Amazon's Echo was one of the stars of the retail giant's record-breaking holiday period, and it was only a matter of time before competitors started making their own smart speakers. LG's new SmartThinQ hub appears to be one such copycat. The hub, announced today ahead of a demonstration at CES next week, is visually similar to Amazon's Echo, and like that device, features a large built-in speaker that can stream music. But where the Echo is only gradually moving from cool curio to useful gadget, LG is pitching the SmartThinQ as the "gateway" to your automated home, connecting to smart refrigerators, washing machines, and air conditioners, and displaying their information on a 3.5-inch color LCD display.

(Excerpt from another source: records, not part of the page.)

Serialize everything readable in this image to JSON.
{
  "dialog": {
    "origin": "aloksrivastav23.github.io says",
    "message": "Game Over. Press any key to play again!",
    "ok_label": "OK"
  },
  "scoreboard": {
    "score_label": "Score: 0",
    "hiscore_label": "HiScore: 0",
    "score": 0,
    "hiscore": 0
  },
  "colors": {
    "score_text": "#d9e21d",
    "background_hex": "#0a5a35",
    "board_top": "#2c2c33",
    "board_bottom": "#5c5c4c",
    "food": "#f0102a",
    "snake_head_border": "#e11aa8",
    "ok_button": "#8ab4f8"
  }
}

LG's device can't be controlled by voice
The hub uses the open AllJoyn "internet of things" platform, connecting to other appliances — both smart and conventional — via Wi-Fi, Bluetooth, or Zigbee, and in addition to displaying notifications on its screen, can announce them through its speaker. The new hub is also likely to extend control to more devices from webOS 3.0 TVs running the new IoTV app announced this month. Like the Echo, the SmartThinQ hub can play music, either from free iHeartRadio stations or streamed over Bluetooth from smartphone or tablet, but where Amazon's Alexa assistant can respond to the sound of your voice, taking commands to play songs, find restaurants, or search for sports scores, LG's device can only be controlled via smartphone.

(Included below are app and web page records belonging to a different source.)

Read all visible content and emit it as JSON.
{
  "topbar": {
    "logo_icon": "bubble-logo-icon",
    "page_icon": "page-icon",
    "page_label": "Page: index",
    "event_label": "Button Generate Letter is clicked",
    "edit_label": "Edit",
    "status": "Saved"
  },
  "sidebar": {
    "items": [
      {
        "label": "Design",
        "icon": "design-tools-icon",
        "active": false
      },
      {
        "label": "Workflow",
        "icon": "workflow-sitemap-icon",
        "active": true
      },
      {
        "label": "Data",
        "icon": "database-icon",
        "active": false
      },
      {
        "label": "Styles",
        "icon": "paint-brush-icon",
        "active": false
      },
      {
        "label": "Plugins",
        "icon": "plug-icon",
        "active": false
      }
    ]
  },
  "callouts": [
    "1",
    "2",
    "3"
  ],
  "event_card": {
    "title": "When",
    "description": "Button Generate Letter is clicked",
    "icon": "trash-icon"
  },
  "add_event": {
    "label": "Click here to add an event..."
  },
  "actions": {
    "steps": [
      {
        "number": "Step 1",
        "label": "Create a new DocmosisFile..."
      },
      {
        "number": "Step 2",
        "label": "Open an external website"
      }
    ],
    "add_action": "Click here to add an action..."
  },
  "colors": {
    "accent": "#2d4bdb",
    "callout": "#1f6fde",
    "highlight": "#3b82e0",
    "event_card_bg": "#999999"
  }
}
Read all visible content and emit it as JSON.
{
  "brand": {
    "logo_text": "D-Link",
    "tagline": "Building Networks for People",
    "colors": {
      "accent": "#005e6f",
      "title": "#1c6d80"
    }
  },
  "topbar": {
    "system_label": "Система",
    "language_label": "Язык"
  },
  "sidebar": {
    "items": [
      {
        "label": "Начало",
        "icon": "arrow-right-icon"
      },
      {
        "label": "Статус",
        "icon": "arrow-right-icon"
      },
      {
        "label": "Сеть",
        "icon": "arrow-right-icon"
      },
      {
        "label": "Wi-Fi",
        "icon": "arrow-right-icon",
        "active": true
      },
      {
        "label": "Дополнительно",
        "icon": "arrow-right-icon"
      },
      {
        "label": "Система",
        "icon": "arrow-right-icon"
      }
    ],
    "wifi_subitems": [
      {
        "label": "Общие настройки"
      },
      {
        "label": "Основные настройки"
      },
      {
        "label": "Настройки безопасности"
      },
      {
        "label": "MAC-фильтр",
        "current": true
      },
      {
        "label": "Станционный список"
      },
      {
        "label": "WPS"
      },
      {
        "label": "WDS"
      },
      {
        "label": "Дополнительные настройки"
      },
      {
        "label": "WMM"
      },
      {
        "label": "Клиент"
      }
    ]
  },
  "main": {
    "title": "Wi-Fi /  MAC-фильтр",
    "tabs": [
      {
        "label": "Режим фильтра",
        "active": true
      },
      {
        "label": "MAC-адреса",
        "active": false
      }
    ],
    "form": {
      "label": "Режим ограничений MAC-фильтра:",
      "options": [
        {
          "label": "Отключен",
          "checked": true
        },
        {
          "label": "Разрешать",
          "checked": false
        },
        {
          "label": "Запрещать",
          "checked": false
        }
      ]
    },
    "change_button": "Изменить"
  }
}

Notifications and controls are managed via a dedicated SmarThinQ app, meaning you'll need to manually select options to turn your air conditioner up, increase your thermostat temperature, or skip a song, instead of simply yelling for your speaker to do it for you. But while it may not be as easy to use, by connecting with LG's other SmartThinQ products — including the SmartThinQ sensor the Korean company announced earlier this year that can make regular appliances "smart-aware" — the new hub potentially offers more options for actually managing your home than Amazon's little experiment.